Beny Steinmetz Group Resources ("BSGR"), a company based in Guernsey and accused of bribery in Guinea, has been denied permission by a Magistrate Judge of the Southern District Court of New York ("SDNY") to use certain confidential documents. These documents were produced in a lawsuit before the SDNY filed by Rio Tinto, and were sought to be used by BSGR in a separate but related LCIA arbitration.

Facts

The lawsuit and LCIA arbitration against BSGR relate to disputes over concession rights acquired by BSGR over iron-ore deposits in northern Simandou, Guinea, for a period of 25 years.

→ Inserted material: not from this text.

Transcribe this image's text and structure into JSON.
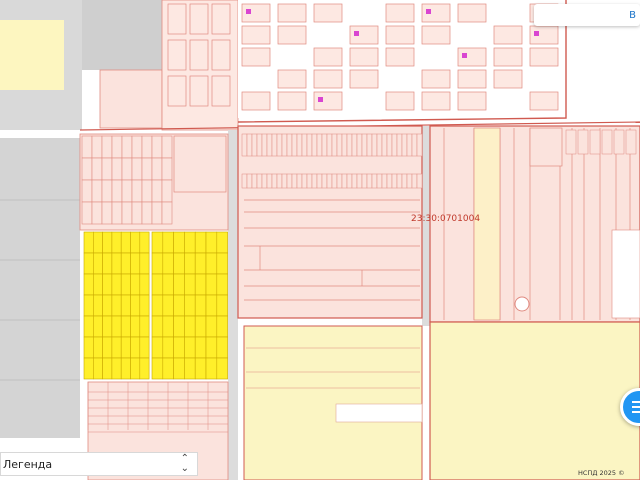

These rights were acquired by BSGR after President Lansana Conté cancelled Rio Tinto's rights to the deposits in 2008, on inter alia the grounds that iron-ore was being mined too slowly.

Following the grant of the concession rights to it, BSGR entered into a JV with a Brazilian company, Vale, to exploit the Simandou deposits. In 2014, however, BSGR's concession rights were rescinded by the Guinea government on the grounds that they had been acquired through bribery.

Lawsuit under the US Racketeering Influenced and Corruption Organizations Act ("RICO")

In April 2014, Rio Tinto brought a lawsuit against BSGR and Vale under RICO (the "Lawsuit"), where it accused Vale of passing confidential information to BSGR that influenced the Guinea government's decision to rescind Rio Tinto's concession rights in Simandou. A former minister of mines, Mahmoud Thiam was named in the lawsuit and accused of taking a bribe from BSGR. Mr Thiam and his banks provided certain documents in the Lawsuit in response to a discovery order.

The SDNY found the Lawsuit to be time barred, and dismissed Rio Tinto's claims. The documents produced in the Lawsuit were however kept under a protective order ("Protective Order") under agreement of the parties.

LCIA arbitration

Also in April 2014, Vale commenced an LCIA arbitration against BSGR (the "Arbitration") under its JV agreement with BSGR, accusing it of fraudulent misrepresentation and claiming damages to the tune of $1.1 billion. Rio Tinto was not a party to the Arbitration.

In the course of the arbitration, Mr Thiam, who was not a party to the arbitration, filed a witness statement in support of BSGR. Vale applied to the SDNY for an amendment to the Protective Order such that it could use some of the documents submitted by Mr Thiam in the Lawsuit as evidence in the Arbitration in order to address some of the points made in Mr Thiam's witness statement. This request was accepted.

BSGR's request for an amendment to the Protective Order

Following Vale's request, BSGR also filed a request for an amendment to the Protective Order. It requested permission to use as evidence for its counter-claim in the Arbitration the following documents produced in the Lawsuit:

  1. Certain documents produced by Rio Tinto and identified by BSGR as being relevant to it, and
  2. Transcripts of the examination of the investigators of three firms hired by Rio Tinto.

BSGR justified its request on the grounds that:

  • In the Arbitration, the claims of bribery against it were based on statements made by a Rio Tinto employee and by Rio Tinto's investigators;
  • The documents at (i) and (ii) (see above) were critical to BSGR's defence as they undermined the reliability of Vale's evidence;
  • The SDNY's intervention was necessary as the tribunal in the Arbitration had no power to order disclosure; and
  • While Rio Tinto refused consent to the disclosure of the documents, it would suffer no prejudice as the Arbitration was confidential, and also BSGR did not require any further documents to be produced.

BSGR's requests were turned down by the SDNY, which held that there were no grounds to modify the Protective Order. The key reasons behind the SDNY's order are set out below.

  • BSGR's use of documents (as opposed to information derived from such documents) produced by Rio Tinto in an arbitration in which it was not a party was directly in conflict with the terms of the Protective Order;
  • BSGR was on notice when submitting the Protective Order that Rio Tinto opposed use of such documents in any way in the London Arbitration; and
  • Unlike Vale's request, there were no changed circumstances justifying an amendment of the Protective Order, since Rio Tinto had not interjected itself into the Arbitration like Mr Thiam had done.

Comment

The court's order is a reminder that entering a carefully crafted protective order is critical where sensitive or confidential client documents will be produced in discovery in litigation, particularly given the often broad scope of discovery allowed in litigation in the United States and other jurisdictions. Here, the court recognized that Rio Tinto had expressly opposed the use of confidential information in other proceedings and that the other parties agreed in their stipulated Protective Order that confidential information produced in the Lawsuit could not be used directly in other proceedings. The court also acknowledged that Rio Tinto had not acted in a manner that would justify an amendment of the parties' agreement—for instance by intervening in the arbitration.

The order thus suggests that the court will enforce the agreed upon terms of a protective order absent a compelling reason, and that counsel should consider the risk that previously produced, confidential material may be discoverable should the client initiate or assume an active role in other proceedings.